Comeragh Placenames Part 5
Proceeding north from the black bog of Móin a’ Mhullaigh, we arrive at the edge of a deep coum now known as The Boolas, formerly Com Iarthar. This seems to mean the western coum, perhaps named by the people of Kilclooney & Ross as its west of or beyond Comshinaun and Crotty’s, the other major coums on this eastern side.
Crotty’s Lake itself is of course associated with William Crotty the 18th century raparee of which much is written elsewhere. The notable feature of the high cliffs behind the lake is Crotty’s Rock, a twin towered pinnacle from which Crotty’s wife is said to have thrown herself following his capture in 1742. Stol a’ Crotaigh was the local Irish name for these pinnacles, where ‘stol’ or ‘stolla’ means a projection, a pinnacle.
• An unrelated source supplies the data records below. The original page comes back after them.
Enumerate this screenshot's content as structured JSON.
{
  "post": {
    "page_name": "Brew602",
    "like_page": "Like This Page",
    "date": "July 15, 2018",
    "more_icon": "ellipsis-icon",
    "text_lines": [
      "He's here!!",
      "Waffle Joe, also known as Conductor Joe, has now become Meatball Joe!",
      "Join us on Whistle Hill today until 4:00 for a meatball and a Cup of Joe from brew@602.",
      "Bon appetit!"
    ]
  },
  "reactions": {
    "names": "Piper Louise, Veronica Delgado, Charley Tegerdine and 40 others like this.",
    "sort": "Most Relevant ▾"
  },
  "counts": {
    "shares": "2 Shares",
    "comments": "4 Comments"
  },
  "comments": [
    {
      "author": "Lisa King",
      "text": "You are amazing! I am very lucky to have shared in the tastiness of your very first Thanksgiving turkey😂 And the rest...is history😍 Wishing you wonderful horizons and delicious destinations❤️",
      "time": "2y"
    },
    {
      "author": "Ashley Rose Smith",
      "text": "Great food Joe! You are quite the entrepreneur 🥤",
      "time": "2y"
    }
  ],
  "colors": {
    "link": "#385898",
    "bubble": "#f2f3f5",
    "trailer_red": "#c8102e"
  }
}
Alternatively I believe it is sometimes called the Ass’s Ears.
I have used the name Croughduff for the main height above The Boolas. Curraghduff is the name of a large townland stretching from here towards the Nire car park. It’s hard to know what the original form was but modern local pronunciation is closer to ‘Cruck’ and not Curragh as in the Curragh of Kildare. Two parts of the lower slopes are called Cruckduff and Cruckbawn. Since the OS survey teams used the name Curraghduff for this station in 1841, I’ve interpreted that as Croughduff – the black or dark hill. The name Carrignagower is not known locally now for this area.
Com Ladhrach lies to the west of Croughduff, a sloping narrow coum. I think here it means the coum of forkings, a reference to branching streamlets. It may also be a form of ‘lár’ – the middle or centre coum.
The Sgilloge Loughs lie to the west again. It is thought that the name comes from the Irish ‘sciollóg’ or ‘sceallóg’ meaning a slice or slicing and a reference to how the two lakes are likened to have been one lake but cut in half.
Descending north from Croughduff towards The Gap, we must bypass a notable rocky steepening. The OS maps label this as Carrigshanean, said to be the ‘rock of the old bird’ which is an odd meaning. I’ve heard it locally called Carrigshaneen, which points to some other meaning.
The Gap itself is an important feature as it is the natural passage between two sides of the hills, the Nire and Rathgormack. It’s older Irish name is Beárna Bhéil a’ Bhealaigh, the gap opening of the road or way. This track would have been crossed many times for many reasons over the centuries but it has an association with a tradition of burying some families from the Nire in Rathgormack and was known as Bótharín na Sochraidhe – the funeral track. The name Staighre or steps applies to the upper parts of the Rathgormack side. The route is still signposted down through the woods, though it takes a modern variant through the plantation.